WHAT TO DO:
Which lines of the data below include the string "chevron"? Return each of them.

Element data from apps and pages:
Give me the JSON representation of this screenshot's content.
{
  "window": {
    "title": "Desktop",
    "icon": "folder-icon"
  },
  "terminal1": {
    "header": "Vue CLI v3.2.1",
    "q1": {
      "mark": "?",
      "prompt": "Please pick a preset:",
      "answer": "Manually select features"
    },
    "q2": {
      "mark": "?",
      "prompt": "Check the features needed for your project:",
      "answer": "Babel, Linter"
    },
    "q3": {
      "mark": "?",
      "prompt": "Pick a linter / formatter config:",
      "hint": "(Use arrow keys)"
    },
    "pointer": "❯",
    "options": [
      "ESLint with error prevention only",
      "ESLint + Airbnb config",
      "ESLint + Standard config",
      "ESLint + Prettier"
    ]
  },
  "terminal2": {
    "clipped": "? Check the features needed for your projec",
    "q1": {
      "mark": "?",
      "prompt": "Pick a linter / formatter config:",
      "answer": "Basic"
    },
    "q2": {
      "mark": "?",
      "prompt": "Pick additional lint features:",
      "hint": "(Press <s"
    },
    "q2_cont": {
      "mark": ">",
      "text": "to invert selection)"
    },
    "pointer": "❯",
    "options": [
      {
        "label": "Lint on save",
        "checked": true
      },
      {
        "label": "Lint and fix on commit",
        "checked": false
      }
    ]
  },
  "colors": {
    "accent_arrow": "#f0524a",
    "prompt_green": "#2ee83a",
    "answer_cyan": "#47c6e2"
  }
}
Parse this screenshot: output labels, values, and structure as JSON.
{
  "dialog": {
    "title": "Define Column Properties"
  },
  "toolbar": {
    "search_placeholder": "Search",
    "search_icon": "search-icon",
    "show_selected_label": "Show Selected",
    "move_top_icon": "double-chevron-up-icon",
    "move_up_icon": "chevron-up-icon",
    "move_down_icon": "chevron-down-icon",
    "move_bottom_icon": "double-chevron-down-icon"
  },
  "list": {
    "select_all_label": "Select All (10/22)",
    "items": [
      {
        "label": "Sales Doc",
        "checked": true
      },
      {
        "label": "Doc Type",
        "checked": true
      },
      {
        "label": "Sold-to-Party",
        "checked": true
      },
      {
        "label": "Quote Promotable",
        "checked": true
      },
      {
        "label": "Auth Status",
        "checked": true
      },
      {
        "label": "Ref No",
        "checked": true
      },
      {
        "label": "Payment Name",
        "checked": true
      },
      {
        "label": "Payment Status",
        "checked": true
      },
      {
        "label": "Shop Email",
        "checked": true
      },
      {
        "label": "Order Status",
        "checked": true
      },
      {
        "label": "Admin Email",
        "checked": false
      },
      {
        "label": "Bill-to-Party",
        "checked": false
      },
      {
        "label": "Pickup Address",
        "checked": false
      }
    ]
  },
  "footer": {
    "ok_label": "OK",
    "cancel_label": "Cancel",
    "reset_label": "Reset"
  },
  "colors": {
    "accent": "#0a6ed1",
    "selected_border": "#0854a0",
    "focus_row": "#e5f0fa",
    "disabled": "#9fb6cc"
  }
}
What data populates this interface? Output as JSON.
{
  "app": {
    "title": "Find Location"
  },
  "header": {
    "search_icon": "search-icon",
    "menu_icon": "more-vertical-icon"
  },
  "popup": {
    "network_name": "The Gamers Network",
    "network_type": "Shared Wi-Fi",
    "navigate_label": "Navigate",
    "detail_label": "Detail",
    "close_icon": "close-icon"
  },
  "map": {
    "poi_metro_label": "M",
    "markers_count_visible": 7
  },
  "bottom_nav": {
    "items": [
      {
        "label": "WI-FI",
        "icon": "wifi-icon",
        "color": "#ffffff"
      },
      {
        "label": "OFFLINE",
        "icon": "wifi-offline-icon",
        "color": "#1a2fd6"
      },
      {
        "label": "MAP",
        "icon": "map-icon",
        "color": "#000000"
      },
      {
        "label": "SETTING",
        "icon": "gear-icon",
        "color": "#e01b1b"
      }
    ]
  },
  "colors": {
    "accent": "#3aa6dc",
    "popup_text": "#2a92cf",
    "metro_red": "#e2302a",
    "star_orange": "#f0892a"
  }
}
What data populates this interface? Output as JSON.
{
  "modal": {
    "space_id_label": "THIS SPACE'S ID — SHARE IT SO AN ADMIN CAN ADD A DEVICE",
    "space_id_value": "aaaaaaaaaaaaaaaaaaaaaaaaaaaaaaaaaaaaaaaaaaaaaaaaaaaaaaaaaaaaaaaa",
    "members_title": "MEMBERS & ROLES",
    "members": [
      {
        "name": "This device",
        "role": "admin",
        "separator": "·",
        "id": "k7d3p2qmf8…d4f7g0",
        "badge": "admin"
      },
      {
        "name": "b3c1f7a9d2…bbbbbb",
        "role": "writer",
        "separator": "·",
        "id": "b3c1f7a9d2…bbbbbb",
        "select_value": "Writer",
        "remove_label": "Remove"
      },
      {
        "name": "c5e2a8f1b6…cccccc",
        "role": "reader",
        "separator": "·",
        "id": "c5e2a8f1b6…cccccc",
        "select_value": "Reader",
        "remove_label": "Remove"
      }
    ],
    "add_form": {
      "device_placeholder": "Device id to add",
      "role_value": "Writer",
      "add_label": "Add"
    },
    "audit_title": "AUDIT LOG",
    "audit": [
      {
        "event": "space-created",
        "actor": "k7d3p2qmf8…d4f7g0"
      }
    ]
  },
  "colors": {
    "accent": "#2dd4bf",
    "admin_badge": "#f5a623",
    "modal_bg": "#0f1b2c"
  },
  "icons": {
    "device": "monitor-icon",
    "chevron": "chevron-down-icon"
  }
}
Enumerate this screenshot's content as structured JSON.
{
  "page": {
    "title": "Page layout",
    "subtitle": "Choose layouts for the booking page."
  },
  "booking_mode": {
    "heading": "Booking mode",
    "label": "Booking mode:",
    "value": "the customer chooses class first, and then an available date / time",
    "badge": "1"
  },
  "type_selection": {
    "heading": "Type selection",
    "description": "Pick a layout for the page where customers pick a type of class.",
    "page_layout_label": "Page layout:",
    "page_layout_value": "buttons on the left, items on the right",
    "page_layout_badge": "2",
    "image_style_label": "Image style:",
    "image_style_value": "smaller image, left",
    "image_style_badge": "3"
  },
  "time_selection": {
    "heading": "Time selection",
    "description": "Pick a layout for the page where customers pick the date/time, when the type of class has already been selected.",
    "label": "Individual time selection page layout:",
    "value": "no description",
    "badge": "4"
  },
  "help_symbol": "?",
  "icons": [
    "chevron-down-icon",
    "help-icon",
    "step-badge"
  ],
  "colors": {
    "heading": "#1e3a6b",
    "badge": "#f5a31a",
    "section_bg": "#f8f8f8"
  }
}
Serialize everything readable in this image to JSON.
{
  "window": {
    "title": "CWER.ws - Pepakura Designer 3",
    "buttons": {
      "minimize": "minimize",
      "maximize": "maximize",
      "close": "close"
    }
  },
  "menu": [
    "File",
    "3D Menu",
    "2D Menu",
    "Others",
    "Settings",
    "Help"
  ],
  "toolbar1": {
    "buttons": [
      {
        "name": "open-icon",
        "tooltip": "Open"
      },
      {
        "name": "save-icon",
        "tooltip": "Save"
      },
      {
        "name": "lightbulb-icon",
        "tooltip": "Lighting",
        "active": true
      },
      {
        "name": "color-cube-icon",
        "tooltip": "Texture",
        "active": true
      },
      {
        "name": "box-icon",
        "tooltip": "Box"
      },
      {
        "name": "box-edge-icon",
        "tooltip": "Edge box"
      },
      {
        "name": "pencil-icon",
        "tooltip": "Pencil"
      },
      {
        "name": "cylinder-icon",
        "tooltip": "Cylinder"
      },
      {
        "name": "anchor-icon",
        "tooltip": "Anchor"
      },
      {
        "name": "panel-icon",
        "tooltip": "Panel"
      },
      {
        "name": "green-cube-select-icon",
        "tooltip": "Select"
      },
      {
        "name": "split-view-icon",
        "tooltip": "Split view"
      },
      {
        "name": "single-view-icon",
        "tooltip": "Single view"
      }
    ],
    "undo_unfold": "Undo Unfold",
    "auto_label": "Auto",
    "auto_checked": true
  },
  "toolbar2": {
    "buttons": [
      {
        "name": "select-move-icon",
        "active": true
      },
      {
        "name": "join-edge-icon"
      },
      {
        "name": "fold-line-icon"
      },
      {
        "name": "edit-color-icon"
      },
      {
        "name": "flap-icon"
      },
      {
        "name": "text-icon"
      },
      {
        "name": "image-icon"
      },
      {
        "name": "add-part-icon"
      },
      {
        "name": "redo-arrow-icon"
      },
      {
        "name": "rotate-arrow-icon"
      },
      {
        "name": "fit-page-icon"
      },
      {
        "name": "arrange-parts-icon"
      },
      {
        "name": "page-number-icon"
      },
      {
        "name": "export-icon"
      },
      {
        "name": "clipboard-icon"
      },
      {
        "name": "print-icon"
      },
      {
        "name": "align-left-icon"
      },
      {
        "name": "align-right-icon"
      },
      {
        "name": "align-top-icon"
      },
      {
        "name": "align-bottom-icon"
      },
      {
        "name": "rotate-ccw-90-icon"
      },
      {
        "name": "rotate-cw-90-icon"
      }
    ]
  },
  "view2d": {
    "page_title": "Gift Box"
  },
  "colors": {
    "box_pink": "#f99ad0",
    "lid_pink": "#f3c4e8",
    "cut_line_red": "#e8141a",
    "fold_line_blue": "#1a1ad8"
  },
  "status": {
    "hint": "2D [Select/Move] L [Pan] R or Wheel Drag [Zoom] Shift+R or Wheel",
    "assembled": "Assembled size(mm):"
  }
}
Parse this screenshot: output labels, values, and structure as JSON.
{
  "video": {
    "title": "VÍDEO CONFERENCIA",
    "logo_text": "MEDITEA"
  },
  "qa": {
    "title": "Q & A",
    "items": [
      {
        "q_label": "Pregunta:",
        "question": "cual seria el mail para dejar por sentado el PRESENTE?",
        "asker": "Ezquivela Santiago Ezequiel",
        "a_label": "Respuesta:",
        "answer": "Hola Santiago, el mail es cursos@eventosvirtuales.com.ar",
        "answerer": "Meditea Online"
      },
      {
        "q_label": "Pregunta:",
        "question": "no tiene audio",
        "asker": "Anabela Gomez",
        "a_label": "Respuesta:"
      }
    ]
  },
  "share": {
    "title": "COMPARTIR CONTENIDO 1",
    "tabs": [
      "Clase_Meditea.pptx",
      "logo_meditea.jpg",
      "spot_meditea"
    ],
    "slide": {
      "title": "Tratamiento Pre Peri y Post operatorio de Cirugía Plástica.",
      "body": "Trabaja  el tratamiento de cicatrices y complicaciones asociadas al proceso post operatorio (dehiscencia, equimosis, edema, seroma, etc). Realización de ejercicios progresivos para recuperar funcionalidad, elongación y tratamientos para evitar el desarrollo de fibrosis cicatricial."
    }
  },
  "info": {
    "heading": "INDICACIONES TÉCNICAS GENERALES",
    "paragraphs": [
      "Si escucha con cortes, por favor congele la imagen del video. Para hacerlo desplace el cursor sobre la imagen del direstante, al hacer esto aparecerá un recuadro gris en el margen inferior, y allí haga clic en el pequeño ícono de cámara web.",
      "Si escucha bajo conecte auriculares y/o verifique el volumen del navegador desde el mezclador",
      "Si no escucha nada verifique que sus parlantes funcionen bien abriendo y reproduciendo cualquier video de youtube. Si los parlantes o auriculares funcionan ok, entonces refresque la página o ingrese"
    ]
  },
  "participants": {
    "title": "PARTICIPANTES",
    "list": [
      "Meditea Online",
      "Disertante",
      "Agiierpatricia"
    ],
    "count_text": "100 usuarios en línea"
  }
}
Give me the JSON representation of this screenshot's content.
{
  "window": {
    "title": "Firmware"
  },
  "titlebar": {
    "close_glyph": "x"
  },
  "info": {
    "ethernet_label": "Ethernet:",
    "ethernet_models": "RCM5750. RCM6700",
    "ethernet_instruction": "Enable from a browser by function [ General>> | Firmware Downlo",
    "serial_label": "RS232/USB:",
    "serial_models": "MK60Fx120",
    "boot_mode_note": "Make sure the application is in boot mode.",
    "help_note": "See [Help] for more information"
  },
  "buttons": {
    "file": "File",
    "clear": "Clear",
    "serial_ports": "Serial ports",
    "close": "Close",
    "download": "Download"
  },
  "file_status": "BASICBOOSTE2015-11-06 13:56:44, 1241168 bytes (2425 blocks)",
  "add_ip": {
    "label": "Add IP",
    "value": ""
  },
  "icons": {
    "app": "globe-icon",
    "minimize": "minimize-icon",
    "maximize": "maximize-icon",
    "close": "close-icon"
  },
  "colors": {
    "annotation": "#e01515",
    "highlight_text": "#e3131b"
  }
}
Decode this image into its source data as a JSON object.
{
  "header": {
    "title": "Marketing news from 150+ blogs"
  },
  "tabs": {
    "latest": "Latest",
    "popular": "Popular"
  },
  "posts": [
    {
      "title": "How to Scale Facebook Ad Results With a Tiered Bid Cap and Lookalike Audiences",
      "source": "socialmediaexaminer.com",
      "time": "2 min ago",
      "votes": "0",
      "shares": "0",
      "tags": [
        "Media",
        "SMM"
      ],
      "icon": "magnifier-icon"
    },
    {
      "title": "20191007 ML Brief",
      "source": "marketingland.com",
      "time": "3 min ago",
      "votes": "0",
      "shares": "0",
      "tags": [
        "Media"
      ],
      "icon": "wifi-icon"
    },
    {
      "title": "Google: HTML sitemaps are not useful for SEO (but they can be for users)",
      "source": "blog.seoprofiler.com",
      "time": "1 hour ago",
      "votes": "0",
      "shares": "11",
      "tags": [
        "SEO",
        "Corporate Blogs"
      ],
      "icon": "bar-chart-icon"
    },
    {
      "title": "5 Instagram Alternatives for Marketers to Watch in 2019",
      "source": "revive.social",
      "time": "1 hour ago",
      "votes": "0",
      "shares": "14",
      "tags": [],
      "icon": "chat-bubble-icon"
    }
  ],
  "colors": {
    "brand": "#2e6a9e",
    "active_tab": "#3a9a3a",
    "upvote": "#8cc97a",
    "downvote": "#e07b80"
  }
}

EXERCISE SOLUTION:
    "move_top_icon": "double-chevron-up-icon",
    "move_up_icon": "chevron-up-icon",
    "move_down_icon": "chevron-down-icon",
    "move_bottom_icon": "double-chevron-down-icon"
    "chevron": "chevron-down-icon"
    "chevron-down-icon",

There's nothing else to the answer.